Danielle C., journalist
Women comprise largely 50% of the total world population. Yet, this ratio does not hold true in the workforce. Since movements in the 20th century that pushed for equal access to education, women have increasingly achieved educational levels that match – if not overcome – those of men. However, this fact remains unseen as women continue to face not only inequality through wage gaps but also the prevention of stepping up and attaining key positions within valued industries, such as engineering and technology.
The 2022 World Inequality Report (WIR) states that, since the 1990s, women have “overtaken men in educational attainment in many countries”, while the UCAS admissions service reported that “in Malaysia, more than 64 percent of university enrollments are female” and “young women are 36 percent more likely to apply to university than their male peers”. Despite these drastic differences in numbers, the proportions of males and females in the workforce do not match and instead directly contrast these statistics. In India alone, men make up approximately 82% of the workforce, while women merely comprise the remaining 18%.
These disproportionate numbers depict how gender inequality remains prevalent despite efforts to lessen gender gaps, in which the higher education of females are overlooked often due to stereotypes. Stereotypes regarding women and their lower capabilities in managing their emotions lead many to prefer the more “level-headed” males, while stereotypes have also formed regarding new mothers. Those who gave birth and return to work are often placed on the “mommy track”, where females are given fewer opportunities, roles, and are limited in their abilities in companies after becoming mothers.

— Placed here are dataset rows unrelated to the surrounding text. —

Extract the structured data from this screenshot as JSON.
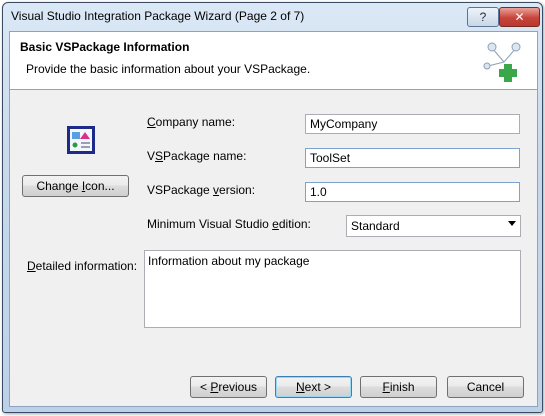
{
  "window": {
    "title": "Visual Studio Integration Package Wizard (Page 2 of 7)",
    "help_label": "?",
    "close_label": "✕"
  },
  "header": {
    "title": "Basic VSPackage Information",
    "subtitle": "Provide the basic information about your VSPackage.",
    "icon": "package-add-icon"
  },
  "form": {
    "package_icon": "vspackage-icon",
    "change_icon": {
      "pre": "Change ",
      "accel": "I",
      "post": "con..."
    },
    "company": {
      "label_accel": "C",
      "label_rest": "ompany name:",
      "value": "MyCompany"
    },
    "vspackage_name": {
      "label_pre": "V",
      "label_accel": "S",
      "label_rest": "Package name:",
      "value": "ToolSet"
    },
    "vspackage_version": {
      "label_pre": "VSPackage ",
      "label_accel": "v",
      "label_rest": "ersion:",
      "value": "1.0"
    },
    "min_edition": {
      "label_pre": "Minimum Visual Studio ",
      "label_accel": "e",
      "label_rest": "dition:",
      "value": "Standard"
    },
    "detailed": {
      "label_pre": "",
      "label_accel": "D",
      "label_rest": "etailed information:",
      "value": "Information about my package"
    }
  },
  "buttons": {
    "previous": {
      "pre": "< ",
      "accel": "P",
      "post": "revious"
    },
    "next": {
      "pre": "",
      "accel": "N",
      "post": "ext >"
    },
    "finish": {
      "pre": "",
      "accel": "F",
      "post": "inish"
    },
    "cancel": {
      "pre": "Cancel",
      "accel": "",
      "post": ""
    }
  },
  "colors": {
    "close": "#c7443a",
    "accent": "#3c7fb1",
    "icon_green": "#3aa84a"
  }
}
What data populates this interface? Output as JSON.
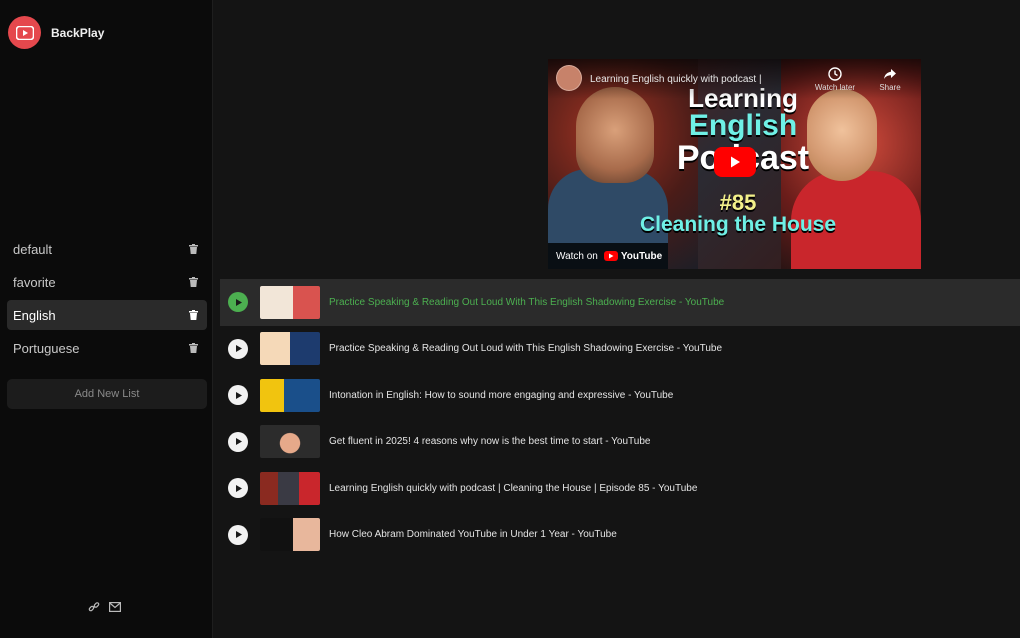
{
  "app": {
    "name": "BackPlay",
    "accent": "#e5484d",
    "active_color": "#4caf50"
  },
  "sidebar": {
    "lists": [
      {
        "label": "default"
      },
      {
        "label": "favorite"
      },
      {
        "label": "English",
        "active": true
      },
      {
        "label": "Portuguese"
      }
    ],
    "add_list_label": "Add New List",
    "footer_icons": [
      "link-icon",
      "mail-icon"
    ]
  },
  "player": {
    "video_title": "Learning English quickly with podcast |",
    "watch_later_label": "Watch later",
    "share_label": "Share",
    "thumbnail_line1": "Learning",
    "thumbnail_line2": "English",
    "thumbnail_line3": "Podcast",
    "thumbnail_episode": "#85",
    "thumbnail_subtitle": "Cleaning the House",
    "watch_on_label": "Watch on",
    "youtube_label": "YouTube"
  },
  "playlist": [
    {
      "title": "Practice Speaking & Reading Out Loud With This English Shadowing Exercise - YouTube",
      "active": true,
      "thumb": [
        "#f2e6d8",
        "#d9534f"
      ]
    },
    {
      "title": "Practice Speaking & Reading Out Loud with This English Shadowing Exercise - YouTube",
      "active": false,
      "thumb": [
        "#1d3b6e",
        "#f5d9b8"
      ]
    },
    {
      "title": "Intonation in English: How to sound more engaging and expressive - YouTube",
      "active": false,
      "thumb": [
        "#1a4f8a",
        "#f1c40f"
      ]
    },
    {
      "title": "Get fluent in 2025! 4 reasons why now is the best time to start - YouTube",
      "active": false,
      "thumb": [
        "#2c2c2c",
        "#f4d03f"
      ]
    },
    {
      "title": "Learning English quickly with podcast | Cleaning the House | Episode 85 - YouTube",
      "active": false,
      "thumb": [
        "#8a2a20",
        "#6ff0e6"
      ]
    },
    {
      "title": "How Cleo Abram Dominated YouTube in Under 1 Year - YouTube",
      "active": false,
      "thumb": [
        "#111111",
        "#f7e94a"
      ]
    }
  ]
}
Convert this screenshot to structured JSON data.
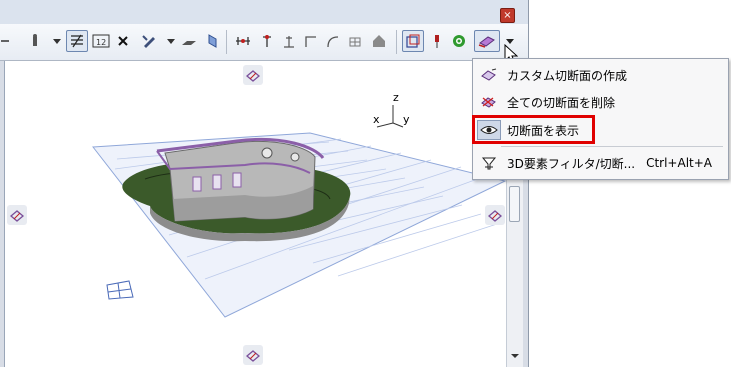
{
  "window": {
    "close_glyph": "×"
  },
  "toolbar": {
    "buttons": [
      {
        "name": "arrow-icon"
      },
      {
        "name": "marquee-icon"
      },
      {
        "name": "section-view-icon"
      },
      {
        "name": "scale-icon"
      },
      {
        "name": "cross-icon"
      },
      {
        "name": "pen-icon"
      },
      {
        "name": "eraser-icon"
      },
      {
        "name": "plane-icon"
      },
      {
        "name": "dimension-icon"
      },
      {
        "name": "level-icon"
      },
      {
        "name": "elevation-icon"
      },
      {
        "name": "corner-icon"
      },
      {
        "name": "curve-icon"
      },
      {
        "name": "grid-tool-icon"
      },
      {
        "name": "house-icon"
      },
      {
        "name": "frame-select-icon"
      },
      {
        "name": "pin-icon"
      },
      {
        "name": "target-icon"
      },
      {
        "name": "cutaway-icon"
      },
      {
        "name": "dropdown-arrow-icon"
      }
    ]
  },
  "axes": {
    "z": "z",
    "x": "x",
    "y": "y"
  },
  "menu": {
    "items": [
      {
        "label": "カスタム切断面の作成",
        "shortcut": ""
      },
      {
        "label": "全ての切断面を削除",
        "shortcut": ""
      },
      {
        "label": "切断面を表示",
        "shortcut": ""
      },
      {
        "label": "3D要素フィルタ/切断...",
        "shortcut": "Ctrl+Alt+A"
      }
    ]
  },
  "colors": {
    "highlight": "#e00000",
    "ground": "#3b5a2a",
    "grid": "#8fa7d9",
    "wall": "#b0b0b0",
    "accent_purple": "#8b5fa8"
  }
}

Many believe women place fewer priorities on their work after having a child, which leads their male counterparts to get key promotions despite the fact that the female colleagues may be just as qualified as them.
Most women are prohibited from even entering the workforce at all. According to the 2022 WIR, “female labor income share has declined significantly over the period, from 39% in 1991 to a little more than 33% in 2019”, directly opposing efforts to increase female participation in the workforce and promote female financial independence. This lack of financial independence can result in serious implications, especially for those in second and third-world countries. The absence of additional income from girls in the family can lead to forced marriages in an effort to improve economic conditions and well-being. Yet, these marriages are often characterized by abuse, assault, and lies.
With women earning merely a third of all global labor income and with declining female inclusion in the workforce, one could question whether society is moving closer toward an economy characterized by gender equality or moving further away, hidden by the facade of activist movements fighting for the lessening of gender discrimination. Sexism and the maintenance of false – and often exaggerated – stereotypes of women play key roles in influencing discrimination in the labor force. Motivated women who, having attained high education, hope to attain great successes face exclusion from emerging and crucial industries while dealing with wage gaps from males they are just as capable as.